Of equal significance this year is the 100 years commemoration of the First World War. Thank God that the Prime Minister and one of the Secretaries for State have heeded the correction by members within their own party and are no longer using the occasion to celebrate but to commemorate. There is nothing to celebrate about war. True, there are stories of sacrifice and heroism that can be heralded as virtuous, but war itself should never be celebrated.
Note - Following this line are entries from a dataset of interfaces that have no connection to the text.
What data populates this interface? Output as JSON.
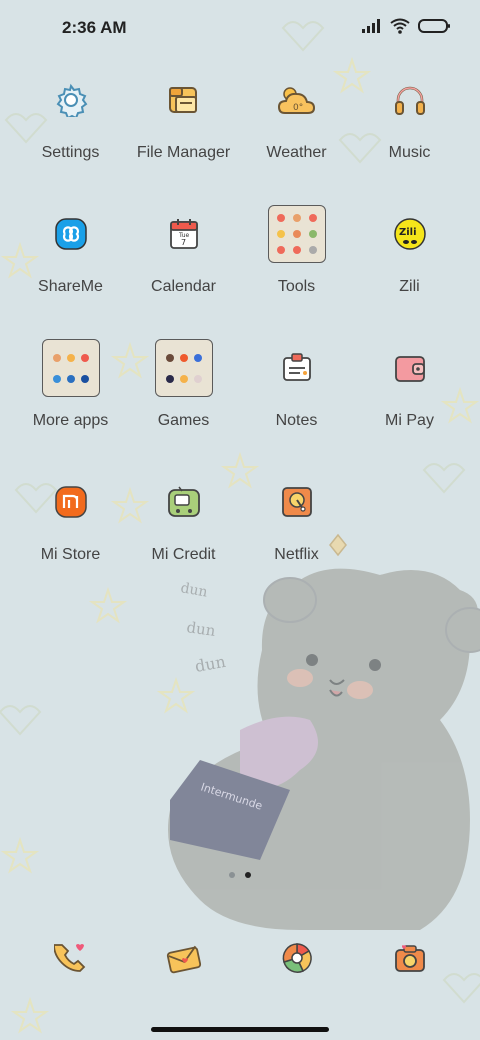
{
  "status": {
    "time": "2:36 AM"
  },
  "apps": [
    {
      "name": "settings",
      "label": "Settings"
    },
    {
      "name": "file-manager",
      "label": "File Manager"
    },
    {
      "name": "weather",
      "label": "Weather",
      "temp": "0°"
    },
    {
      "name": "music",
      "label": "Music"
    },
    {
      "name": "shareme",
      "label": "ShareMe"
    },
    {
      "name": "calendar",
      "label": "Calendar",
      "day_abbr": "Tue",
      "day_num": "7"
    },
    {
      "name": "tools",
      "label": "Tools"
    },
    {
      "name": "zili",
      "label": "Zili",
      "badge": "Zili"
    },
    {
      "name": "more-apps",
      "label": "More apps"
    },
    {
      "name": "games",
      "label": "Games"
    },
    {
      "name": "notes",
      "label": "Notes"
    },
    {
      "name": "mi-pay",
      "label": "Mi Pay"
    },
    {
      "name": "mi-store",
      "label": "Mi Store"
    },
    {
      "name": "mi-credit",
      "label": "Mi Credit"
    },
    {
      "name": "netflix",
      "label": "Netflix"
    }
  ],
  "dock": [
    {
      "name": "phone",
      "icon": "phone-icon"
    },
    {
      "name": "messages",
      "icon": "message-envelope-icon"
    },
    {
      "name": "browser",
      "icon": "browser-icon"
    },
    {
      "name": "camera",
      "icon": "camera-icon"
    }
  ],
  "wallpaper": {
    "doodle_words": [
      "dun",
      "dun",
      "dun"
    ],
    "card_text": "Intermunde"
  },
  "colors": {
    "background": "#d8e3e6",
    "label": "#444444",
    "accent_orange": "#f5a33c"
  }
}
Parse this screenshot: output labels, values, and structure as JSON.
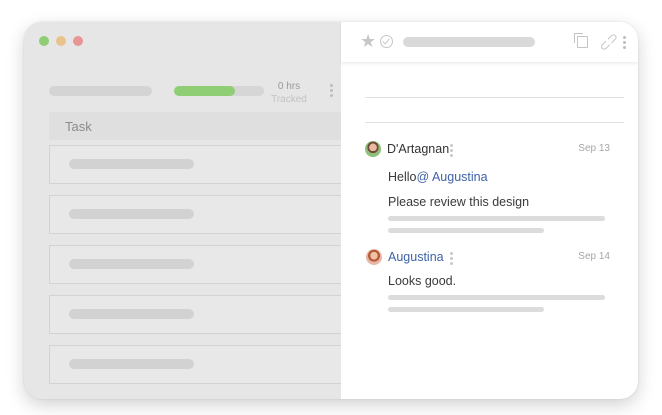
{
  "tracker": {
    "hours_value": "0 hrs",
    "hours_label": "Tracked",
    "progress_fraction": 0.68,
    "column_task": "Task"
  },
  "comments": [
    {
      "author": "D'Artagnan",
      "date": "Sep 13",
      "greeting": "Hello",
      "mention": "@ Augustina",
      "body": "Please review this design"
    },
    {
      "author": "Augustina",
      "date": "Sep 14",
      "body": "Looks good."
    }
  ],
  "colors": {
    "accent_green": "#8fce74",
    "mention_blue": "#3f62a8"
  },
  "icons": [
    "star-icon",
    "check-circle-icon",
    "copy-icon",
    "link-icon",
    "more-icon"
  ]
}
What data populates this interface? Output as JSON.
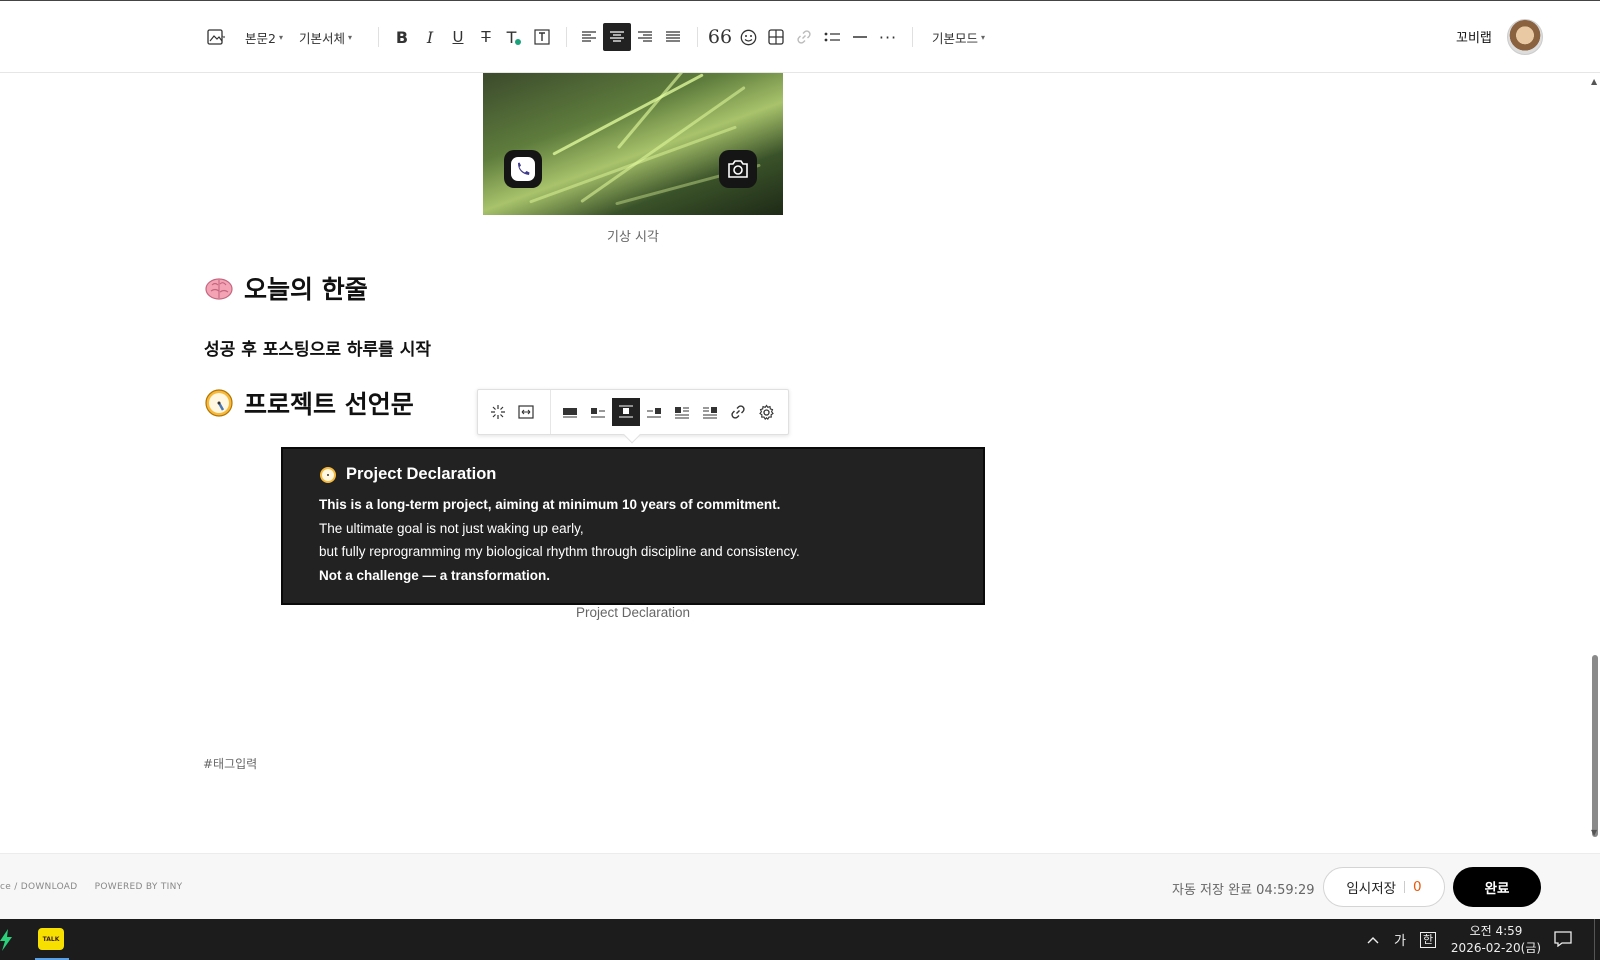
{
  "toolbar": {
    "style_select": "본문2",
    "font_select": "기본서체",
    "mode_select": "기본모드",
    "user_name": "꼬비랩"
  },
  "content": {
    "image_caption": "기상 시각",
    "heading1": "오늘의 한줄",
    "bold_line": "성공 후 포스팅으로 하루를 시작",
    "heading2": "프로젝트 선언문",
    "declaration": {
      "title": "Project Declaration",
      "line1": "This is a long-term project, aiming at minimum 10 years of commitment.",
      "line2": "The ultimate goal is not just waking up early,",
      "line3": "but fully reprogramming my biological rhythm through discipline and consistency.",
      "line4": "Not a challenge — a transformation."
    },
    "declaration_caption": "Project Declaration",
    "tag_placeholder": "#태그입력"
  },
  "footer": {
    "link1": "ce / DOWNLOAD",
    "link2": "POWERED BY TINY",
    "autosave_label": "자동 저장 완료",
    "autosave_time": "04:59:29",
    "draft_label": "임시저장",
    "draft_count": "0",
    "done_label": "완료"
  },
  "taskbar": {
    "kakao_label": "TALK",
    "ime_lang": "가",
    "ime_mode": "한",
    "time": "오전 4:59",
    "date": "2026-02-20(금)"
  },
  "colors": {
    "accent_dark": "#222222",
    "draft_count": "#e8590c",
    "kakao": "#f7e000"
  }
}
Last week I listened to a fascinating interview on the radio with a paraplegic, a soldier who had lost both legs and an arm, the casualty of a land mine in Afghanistan. He was critical of the heralding of those who’ve gone on to great sporting achievement at things like the Paralympics. Not wanting in anyway to denigrate their achievements, he reminded us in his interview that the vast majority of war victims are not success stories. They not only carry physical disability for the rest of their lives and all that that entails across every spectrum of life but they are psychologically scarred to the end of their days. Most battle with depression, the suicide rate amongst war victims is incredibly high and whilst many will stand proudly at war memorials on Remembrance Sundays, there are others whose lives are ruined by what they’ve seen or been involved with.
I feel an unease about any championing of the Help the Heroes cause. I long for the day when we might stop recruiting people to kill. We even use the term military personnel, people in the services, somehow to deflect from what we train these people to do. Yes, it will be argued, in order to defend, but we train people to kill with conventional armaments or nuclear and chemical weapons.
I guess I naively long for the day when we might be celebrating heroes of peace and reconciliation. Where are the likes of Martin Luther King, Desmond Tutu, Mother Teresa of Calcutta, Nelson Mandela, Mikhail Gorbachev, An San Suu Kyi, Mahatma Gandhi today? Of course, non violence and peacemaking is no easy task. Jesus, the great hero of peace and reconciliation ended up being tortured and killed but through his act of non violence, through his redeeming love, forgiving grace and ever-lasting mercy, has brought the prospect of salvation to the world.
Surely as disciples of Christ, as a Christian Community committed to a way of life of Availability and Vulnerability we are called to be peacemakers, agents of reconciliation, bearers of a different way of living, of reconciling conflict, of celebrating diversity and living at peace with our neighbour, our fellow citizens of the world.